▶ _What the task requires_
The full listing, written out exactly and without images, is the expected result.

*** Opening of Data to process ***

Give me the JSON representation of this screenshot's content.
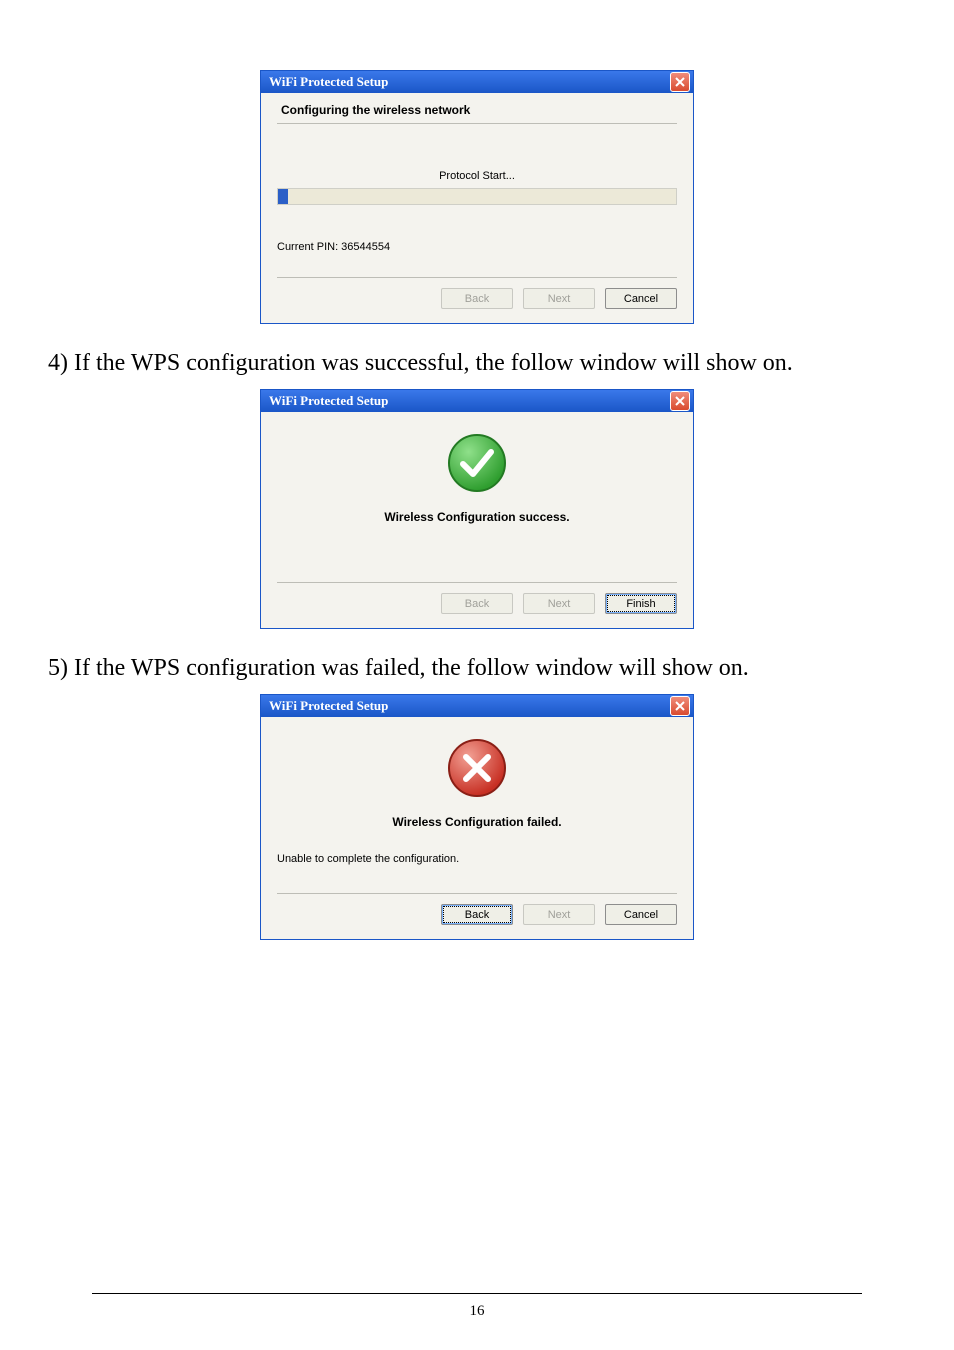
{
  "dialog1": {
    "title": "WiFi Protected Setup",
    "heading": "Configuring the wireless network",
    "status": "Protocol Start...",
    "pin_label": "Current PIN: 36544554",
    "buttons": {
      "back": "Back",
      "next": "Next",
      "cancel": "Cancel"
    }
  },
  "caption1": "4) If the WPS configuration was successful, the follow window will show on.",
  "dialog2": {
    "title": "WiFi Protected Setup",
    "result": "Wireless Configuration success.",
    "buttons": {
      "back": "Back",
      "next": "Next",
      "finish": "Finish"
    }
  },
  "caption2": "5) If the WPS configuration was failed, the follow window will show on.",
  "dialog3": {
    "title": "WiFi Protected Setup",
    "result": "Wireless Configuration failed.",
    "sub": "Unable to complete the configuration.",
    "buttons": {
      "back": "Back",
      "next": "Next",
      "cancel": "Cancel"
    }
  },
  "page_number": "16"
}
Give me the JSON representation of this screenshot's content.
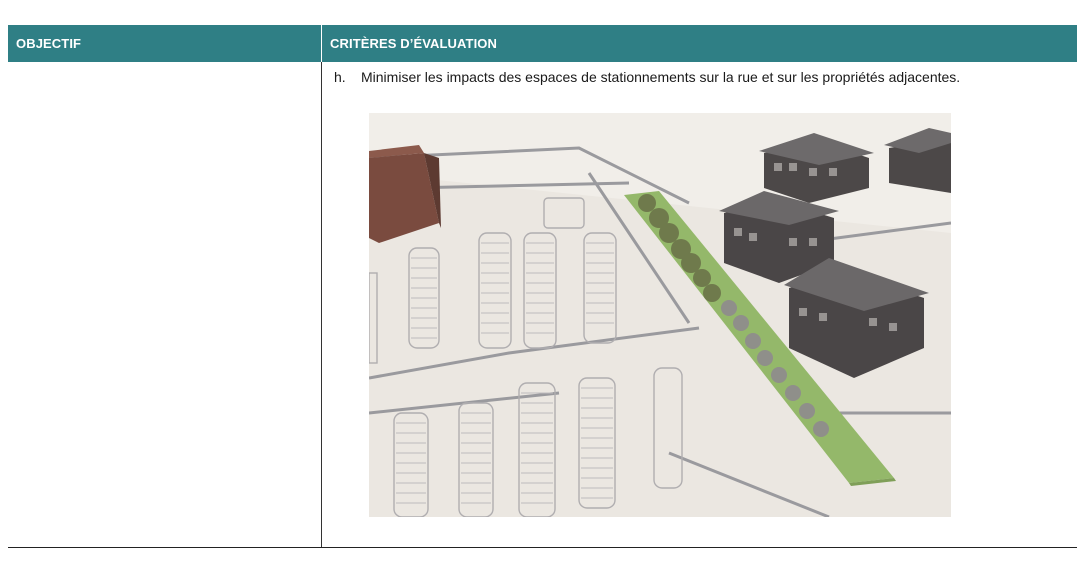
{
  "table": {
    "headers": {
      "objectif": "OBJECTIF",
      "criteres": "CRITÈRES D’ÉVALUATION"
    },
    "rows": [
      {
        "objectif": "",
        "item_marker": "h.",
        "item_text": "Minimiser les impacts des espaces de stationnements sur la rue et sur les propriétés adjacentes."
      }
    ]
  },
  "colors": {
    "header_bg": "#2f7f85",
    "header_text": "#ffffff",
    "green_strip": "#8fb564"
  }
}
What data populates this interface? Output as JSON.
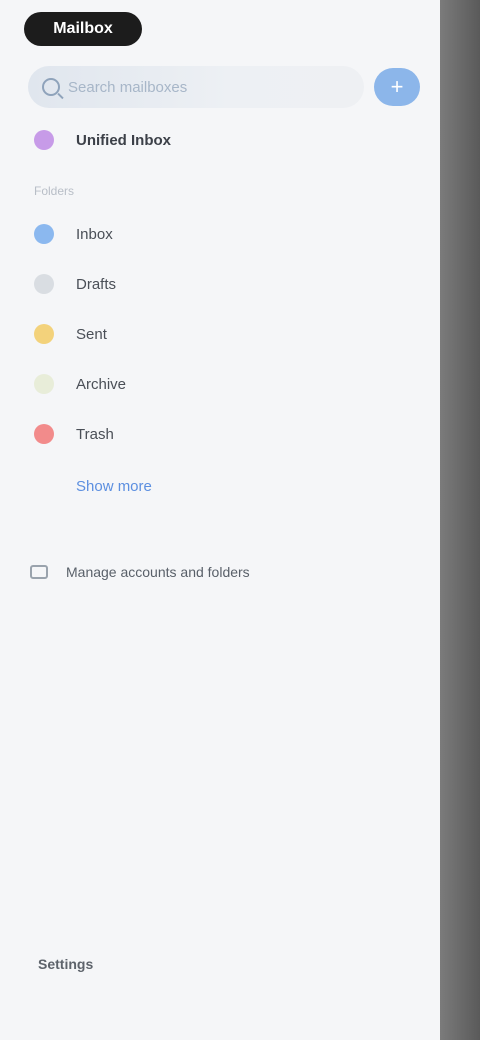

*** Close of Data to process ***

▶ _Solution to the exercise_
Give me the JSON representation of this screenshot's content.
{
  "dialog1": {
    "title": "WiFi Protected Setup",
    "heading": "Configuring the wireless network",
    "status": "Protocol Start...",
    "pin_label": "Current PIN: 36544554",
    "buttons": {
      "back": "Back",
      "next": "Next",
      "cancel": "Cancel"
    }
  },
  "caption1": "4) If the WPS configuration was successful, the follow window will show on.",
  "dialog2": {
    "title": "WiFi Protected Setup",
    "result": "Wireless Configuration success.",
    "buttons": {
      "back": "Back",
      "next": "Next",
      "finish": "Finish"
    }
  },
  "caption2": "5) If the WPS configuration was failed, the follow window will show on.",
  "dialog3": {
    "title": "WiFi Protected Setup",
    "result": "Wireless Configuration failed.",
    "sub": "Unable to complete the configuration.",
    "buttons": {
      "back": "Back",
      "next": "Next",
      "cancel": "Cancel"
    }
  },
  "page_number": "16"
}
Give me the JSON representation of this screenshot's content.
{
  "table": {
    "headers": {
      "objectif": "OBJECTIF",
      "criteres": "CRITÈRES D’ÉVALUATION"
    },
    "rows": [
      {
        "objectif": "",
        "item_marker": "h.",
        "item_text": "Minimiser les impacts des espaces de stationnements sur la rue et sur les propriétés adjacentes."
      }
    ]
  },
  "colors": {
    "header_bg": "#2f7f85",
    "header_text": "#ffffff",
    "green_strip": "#8fb564"
  }
}
What data populates this interface? Output as JSON.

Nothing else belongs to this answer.